“If he didn’t like you, he let you know it,” said Tim Snyder, a business associate. “He was like a cranky old geezer.”
Then again, he had reason. He had his infirmities — osteoarthritis and osteoporosis, cataracts. And perhaps the lingering effects of a broken heart.
“Back in the 1950s, we tried to introduce him to a female,” said Snyder. “She was not nice to him. He didn’t want anything to do with her.”
But Cookie the cockatoo, 83, who died Saturday, was seldom alone. He was the coddled patriarch of the Brookfield Zoo. His years of putting on shows, and being on TV and on public display, were behind him, and he was cared for, outside of the public gaze, in an office at the Reptiles and Birds House. Cookie was the oldest Major Mitchell’s cockatoo known, a fact recorded in the Guinness Book of World Records. He was one of the zoo’s “biggest stars,” and the last of 270 animals present at what was then called the Chicago Zoological Park when it opened June 30, 1934, in Brookfield, on land donated by Edith Rockefeller McCormick. He had come from the Taronga Zoo in Sydney, Australia and was estimated to be a year old.
In recent weeks Cookie had been “a bit off,” according to Snyder, the zoo’s Curator of Birds. The staff suspected allergies. Then “the first keeper came in Saturday morning and found him at the bottom of his enclosure,” said Snyder. “We got him to the hospital, but there was nothing much we could do.” The difficult call was made to euthanize Cookie.
No decision has yet been made as to the fate of his colorful pink and salmon remains. Typically, animals that die at the Brookfield are buried or cremated. But sometimes extraordinary specimens are preserved, and Cookie the Cockatoo might end up in the Field Museum collection.
“We’re still looking into that,” said Snyder.
Despite his cantankerousness, Cookie was loved. “There’s a lot of mourning in the department that cared for him,” said Snyder. “Cookie has been at the zoo longer than any of us working here. He’s seen a lot of people through their careers. If he could talk, he would have some amazing stories to tell.”

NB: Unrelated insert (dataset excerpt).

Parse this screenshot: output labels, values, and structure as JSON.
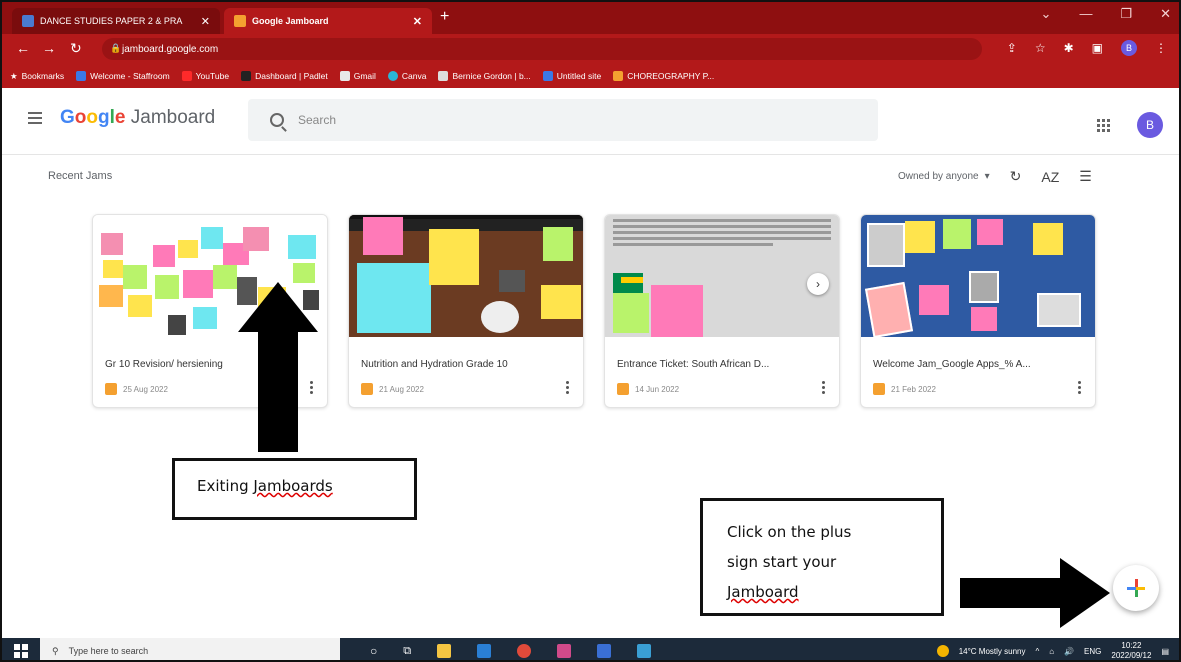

He actually could talk. Some of his trademark lines were “Peek-a-boo” and “Quit your screaming.” But not the type of talking Snyder was referring to, and lately Cookie only made “cute happy noises,” particularly when he received his daily taboo treat of two peanuts, unsalted, in the shell.
The Brookfield Zoo is accepting condolences on its Facebook page, and the possibility of a memorial is being discussed.